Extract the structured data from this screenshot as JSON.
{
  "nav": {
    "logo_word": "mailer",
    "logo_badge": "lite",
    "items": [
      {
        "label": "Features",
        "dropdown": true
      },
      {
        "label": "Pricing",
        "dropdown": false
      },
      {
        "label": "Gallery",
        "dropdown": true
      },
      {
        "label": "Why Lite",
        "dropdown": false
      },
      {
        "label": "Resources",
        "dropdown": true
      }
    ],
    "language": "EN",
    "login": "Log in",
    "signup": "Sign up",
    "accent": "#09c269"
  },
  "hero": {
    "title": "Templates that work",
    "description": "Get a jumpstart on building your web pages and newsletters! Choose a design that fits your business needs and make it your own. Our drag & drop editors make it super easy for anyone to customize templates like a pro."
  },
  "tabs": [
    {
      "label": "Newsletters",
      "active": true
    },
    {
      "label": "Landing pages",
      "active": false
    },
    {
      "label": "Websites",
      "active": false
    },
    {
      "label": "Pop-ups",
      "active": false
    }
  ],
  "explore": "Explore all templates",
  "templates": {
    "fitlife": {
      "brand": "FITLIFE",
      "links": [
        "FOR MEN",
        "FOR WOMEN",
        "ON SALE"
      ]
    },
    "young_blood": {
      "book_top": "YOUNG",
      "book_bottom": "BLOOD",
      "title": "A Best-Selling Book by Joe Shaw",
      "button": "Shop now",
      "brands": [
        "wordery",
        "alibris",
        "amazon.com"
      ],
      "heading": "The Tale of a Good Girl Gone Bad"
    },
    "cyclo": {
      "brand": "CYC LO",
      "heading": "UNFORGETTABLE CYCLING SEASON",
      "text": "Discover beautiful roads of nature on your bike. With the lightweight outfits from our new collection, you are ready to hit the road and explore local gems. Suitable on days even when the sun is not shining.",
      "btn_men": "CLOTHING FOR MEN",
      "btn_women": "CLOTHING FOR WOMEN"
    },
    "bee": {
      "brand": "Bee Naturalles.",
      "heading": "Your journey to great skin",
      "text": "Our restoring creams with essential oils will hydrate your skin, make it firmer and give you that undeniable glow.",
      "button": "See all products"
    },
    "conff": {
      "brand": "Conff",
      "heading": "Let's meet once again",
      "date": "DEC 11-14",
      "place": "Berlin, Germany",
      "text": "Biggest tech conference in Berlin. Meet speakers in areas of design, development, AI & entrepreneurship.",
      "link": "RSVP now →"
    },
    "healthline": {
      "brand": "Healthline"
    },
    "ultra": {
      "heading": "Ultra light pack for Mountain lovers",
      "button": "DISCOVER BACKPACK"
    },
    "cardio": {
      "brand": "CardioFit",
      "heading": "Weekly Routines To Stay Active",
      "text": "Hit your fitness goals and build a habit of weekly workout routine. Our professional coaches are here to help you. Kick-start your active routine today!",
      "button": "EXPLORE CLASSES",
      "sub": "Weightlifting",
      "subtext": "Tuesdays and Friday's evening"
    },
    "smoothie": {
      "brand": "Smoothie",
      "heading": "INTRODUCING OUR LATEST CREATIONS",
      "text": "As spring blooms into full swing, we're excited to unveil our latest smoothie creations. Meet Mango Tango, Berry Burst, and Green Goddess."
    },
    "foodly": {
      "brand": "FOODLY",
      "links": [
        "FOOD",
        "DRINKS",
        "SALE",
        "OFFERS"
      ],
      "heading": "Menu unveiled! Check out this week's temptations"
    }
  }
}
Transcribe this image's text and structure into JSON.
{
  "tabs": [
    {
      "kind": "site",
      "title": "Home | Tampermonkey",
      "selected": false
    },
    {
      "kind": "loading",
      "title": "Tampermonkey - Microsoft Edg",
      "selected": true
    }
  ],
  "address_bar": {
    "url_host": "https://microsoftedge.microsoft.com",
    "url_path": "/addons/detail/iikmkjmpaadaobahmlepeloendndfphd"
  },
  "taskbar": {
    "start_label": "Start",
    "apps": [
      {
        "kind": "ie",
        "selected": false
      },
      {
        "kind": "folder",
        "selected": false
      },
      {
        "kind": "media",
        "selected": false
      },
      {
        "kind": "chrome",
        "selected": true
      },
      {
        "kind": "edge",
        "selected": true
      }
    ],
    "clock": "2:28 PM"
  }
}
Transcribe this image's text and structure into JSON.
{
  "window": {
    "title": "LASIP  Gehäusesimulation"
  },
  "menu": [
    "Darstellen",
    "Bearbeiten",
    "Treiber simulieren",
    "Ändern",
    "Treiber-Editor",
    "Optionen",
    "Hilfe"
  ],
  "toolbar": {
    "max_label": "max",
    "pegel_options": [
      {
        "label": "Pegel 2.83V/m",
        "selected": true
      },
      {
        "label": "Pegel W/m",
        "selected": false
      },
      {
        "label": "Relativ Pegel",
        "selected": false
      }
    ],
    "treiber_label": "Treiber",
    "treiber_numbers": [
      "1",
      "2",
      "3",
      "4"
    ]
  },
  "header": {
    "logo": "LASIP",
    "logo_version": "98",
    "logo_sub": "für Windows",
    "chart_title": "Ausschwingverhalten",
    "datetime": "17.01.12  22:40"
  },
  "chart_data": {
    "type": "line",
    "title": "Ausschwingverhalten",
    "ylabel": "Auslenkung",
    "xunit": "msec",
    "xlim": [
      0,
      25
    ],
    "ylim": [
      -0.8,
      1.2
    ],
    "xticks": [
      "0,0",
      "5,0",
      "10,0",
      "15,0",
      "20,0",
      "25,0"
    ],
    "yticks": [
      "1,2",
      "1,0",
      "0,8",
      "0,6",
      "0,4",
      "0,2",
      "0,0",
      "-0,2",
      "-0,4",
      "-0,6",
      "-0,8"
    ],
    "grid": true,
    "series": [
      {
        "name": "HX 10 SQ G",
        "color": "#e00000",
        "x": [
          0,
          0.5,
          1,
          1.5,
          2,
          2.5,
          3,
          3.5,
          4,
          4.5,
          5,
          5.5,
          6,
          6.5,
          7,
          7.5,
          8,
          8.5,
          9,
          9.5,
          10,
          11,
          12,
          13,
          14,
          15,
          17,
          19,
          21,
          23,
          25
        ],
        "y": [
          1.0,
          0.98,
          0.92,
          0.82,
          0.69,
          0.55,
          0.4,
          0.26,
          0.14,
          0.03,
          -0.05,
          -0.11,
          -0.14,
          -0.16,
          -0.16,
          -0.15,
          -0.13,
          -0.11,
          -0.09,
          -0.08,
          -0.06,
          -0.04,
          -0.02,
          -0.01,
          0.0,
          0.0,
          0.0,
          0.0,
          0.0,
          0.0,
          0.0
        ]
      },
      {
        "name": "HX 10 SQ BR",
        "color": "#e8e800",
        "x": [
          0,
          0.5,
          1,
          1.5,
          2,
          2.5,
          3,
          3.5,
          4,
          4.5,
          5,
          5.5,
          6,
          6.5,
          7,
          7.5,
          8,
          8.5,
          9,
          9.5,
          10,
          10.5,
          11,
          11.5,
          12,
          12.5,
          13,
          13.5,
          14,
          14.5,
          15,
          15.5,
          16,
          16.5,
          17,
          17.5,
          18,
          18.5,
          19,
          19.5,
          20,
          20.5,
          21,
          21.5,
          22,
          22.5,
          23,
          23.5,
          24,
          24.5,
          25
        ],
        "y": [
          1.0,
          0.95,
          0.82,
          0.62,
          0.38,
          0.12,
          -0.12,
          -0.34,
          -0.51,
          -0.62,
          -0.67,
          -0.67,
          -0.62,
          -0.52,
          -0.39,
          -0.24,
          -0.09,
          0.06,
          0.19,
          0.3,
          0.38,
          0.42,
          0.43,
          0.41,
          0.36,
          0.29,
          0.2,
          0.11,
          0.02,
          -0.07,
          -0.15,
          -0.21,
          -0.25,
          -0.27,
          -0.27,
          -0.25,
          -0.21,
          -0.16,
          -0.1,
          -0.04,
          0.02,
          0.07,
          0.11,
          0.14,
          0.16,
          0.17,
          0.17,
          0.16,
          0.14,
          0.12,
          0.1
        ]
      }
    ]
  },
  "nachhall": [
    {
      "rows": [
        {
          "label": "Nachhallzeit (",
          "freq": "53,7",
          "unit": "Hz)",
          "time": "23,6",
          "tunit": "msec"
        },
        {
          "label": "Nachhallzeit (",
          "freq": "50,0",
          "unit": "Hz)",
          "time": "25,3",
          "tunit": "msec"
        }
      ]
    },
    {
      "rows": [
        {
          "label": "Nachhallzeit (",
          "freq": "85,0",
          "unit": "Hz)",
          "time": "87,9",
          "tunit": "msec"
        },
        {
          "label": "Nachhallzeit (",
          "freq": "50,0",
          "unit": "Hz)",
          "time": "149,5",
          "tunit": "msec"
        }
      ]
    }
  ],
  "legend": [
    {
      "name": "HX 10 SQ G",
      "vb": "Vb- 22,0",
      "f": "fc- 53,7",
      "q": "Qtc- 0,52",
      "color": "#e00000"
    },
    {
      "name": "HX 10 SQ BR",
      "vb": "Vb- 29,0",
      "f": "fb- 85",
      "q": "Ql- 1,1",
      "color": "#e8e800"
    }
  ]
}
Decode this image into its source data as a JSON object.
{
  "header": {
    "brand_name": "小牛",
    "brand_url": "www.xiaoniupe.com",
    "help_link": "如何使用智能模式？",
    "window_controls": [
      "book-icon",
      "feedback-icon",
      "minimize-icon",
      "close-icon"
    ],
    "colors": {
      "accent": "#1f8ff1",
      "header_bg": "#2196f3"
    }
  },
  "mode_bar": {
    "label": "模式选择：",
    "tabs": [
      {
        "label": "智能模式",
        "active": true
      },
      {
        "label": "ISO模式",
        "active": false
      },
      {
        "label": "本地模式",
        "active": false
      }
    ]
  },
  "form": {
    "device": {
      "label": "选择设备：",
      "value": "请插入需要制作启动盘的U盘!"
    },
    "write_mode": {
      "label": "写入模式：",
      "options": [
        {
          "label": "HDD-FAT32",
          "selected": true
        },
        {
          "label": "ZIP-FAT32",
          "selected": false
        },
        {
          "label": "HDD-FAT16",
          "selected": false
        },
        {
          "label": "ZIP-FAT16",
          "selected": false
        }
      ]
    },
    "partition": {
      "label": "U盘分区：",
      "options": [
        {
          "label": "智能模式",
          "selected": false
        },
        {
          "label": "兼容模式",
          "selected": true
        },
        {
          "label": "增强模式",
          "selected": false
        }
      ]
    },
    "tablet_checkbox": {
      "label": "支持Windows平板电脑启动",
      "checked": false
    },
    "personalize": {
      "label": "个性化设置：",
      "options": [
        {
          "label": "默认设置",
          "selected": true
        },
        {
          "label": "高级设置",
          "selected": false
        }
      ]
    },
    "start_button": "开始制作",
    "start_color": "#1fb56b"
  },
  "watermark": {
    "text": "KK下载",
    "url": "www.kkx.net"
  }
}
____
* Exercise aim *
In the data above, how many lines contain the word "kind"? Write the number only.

* Exercise output *
7